Dance is a celebration of human spirit; it can inflict happiness, sadness or for that matter, any emotion. With the help of right music, dance can act as a powerful weapon to bring out change in people. Dance is a liberating experience and we can see that in a dancer's face. Dance may be simple or complex, performed singly, as duo or in groups. There are multitudes of dance forms, prevalent in different countries with varied rules and regulations or sometimes without any rules too. Irrespective of all these, dance forms cross barriers and geographical boundaries, it will carry you away even if you don't know the language or the rules. That is the charm of dance. An adept dancer transforms into you; in your mind, you replaces him with yourself. It feels like you are dancing there.


I recently stumbled upon this wonderful, jaw dropping rehearsal performance by Georgian National Ballet team (Sukhishvili). There are many videos of their performances in Youtube. All of them are won…

Indian Gay Friendly Heterosexual Celebrities - Part 1

Pink paintings - Part 1

There is a big list of gay artists. Somehow being gay and being a painter is so connected and correlated that many of the great men like Da Vinci, Michael Angelo and Caravaggio give a rich legacy to gay men all around the world. Here are some of the paintings by the masters and contemporary artists with a gay theme or male nudity for that matter!!
Micheal Angelo - The magic of gigantic male figures in virtually all possible poses!!




Joseph Christian Leyendecker - Commerical Gay American  art.


Richard Bruce Nugent - The explicit African American gay art pioneer 

Charles Demuth,Distinguished Air, 1930.  

Leonardo Da Vinci - the master of all times

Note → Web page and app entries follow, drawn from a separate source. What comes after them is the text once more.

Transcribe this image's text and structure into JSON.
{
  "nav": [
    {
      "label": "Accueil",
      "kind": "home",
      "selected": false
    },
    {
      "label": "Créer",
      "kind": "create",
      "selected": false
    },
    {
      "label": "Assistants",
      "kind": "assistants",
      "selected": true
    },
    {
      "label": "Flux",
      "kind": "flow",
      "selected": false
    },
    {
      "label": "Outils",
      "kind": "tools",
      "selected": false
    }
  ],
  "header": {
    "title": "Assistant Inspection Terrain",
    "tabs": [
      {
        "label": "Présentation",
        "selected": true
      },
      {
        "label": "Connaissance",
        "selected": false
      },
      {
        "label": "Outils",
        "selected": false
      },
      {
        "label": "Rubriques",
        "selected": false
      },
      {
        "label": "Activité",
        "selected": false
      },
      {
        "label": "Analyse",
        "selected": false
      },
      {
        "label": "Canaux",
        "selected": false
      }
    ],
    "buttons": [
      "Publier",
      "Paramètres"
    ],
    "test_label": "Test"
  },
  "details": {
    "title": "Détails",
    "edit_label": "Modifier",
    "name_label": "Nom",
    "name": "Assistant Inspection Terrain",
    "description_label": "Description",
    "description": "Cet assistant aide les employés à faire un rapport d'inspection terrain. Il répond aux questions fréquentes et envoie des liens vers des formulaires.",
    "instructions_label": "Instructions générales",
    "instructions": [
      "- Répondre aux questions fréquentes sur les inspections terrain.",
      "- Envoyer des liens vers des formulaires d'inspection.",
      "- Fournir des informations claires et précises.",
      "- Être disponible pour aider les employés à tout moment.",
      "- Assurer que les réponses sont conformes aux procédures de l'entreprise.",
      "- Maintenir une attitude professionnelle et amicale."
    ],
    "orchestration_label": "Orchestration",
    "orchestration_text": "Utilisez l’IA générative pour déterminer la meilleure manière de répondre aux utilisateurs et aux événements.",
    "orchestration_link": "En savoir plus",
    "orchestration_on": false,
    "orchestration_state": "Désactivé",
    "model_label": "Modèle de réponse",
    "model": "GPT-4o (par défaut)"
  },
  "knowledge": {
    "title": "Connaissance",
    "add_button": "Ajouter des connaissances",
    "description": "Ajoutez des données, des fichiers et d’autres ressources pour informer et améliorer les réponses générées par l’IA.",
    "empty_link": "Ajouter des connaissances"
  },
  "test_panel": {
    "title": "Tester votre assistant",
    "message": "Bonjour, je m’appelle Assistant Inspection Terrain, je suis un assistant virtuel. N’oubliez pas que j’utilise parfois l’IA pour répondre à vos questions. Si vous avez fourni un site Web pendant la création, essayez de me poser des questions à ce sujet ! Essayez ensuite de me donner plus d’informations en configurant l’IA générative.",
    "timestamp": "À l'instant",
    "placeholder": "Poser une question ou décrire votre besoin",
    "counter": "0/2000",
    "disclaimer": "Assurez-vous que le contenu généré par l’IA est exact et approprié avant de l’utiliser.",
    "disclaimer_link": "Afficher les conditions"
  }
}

José Manuel Hortelano-Pi - earthy humans


Ralph Chubb - Contemplation,  1925 


Claudio Bravo - hyperrealism


David Hockney - not so straight world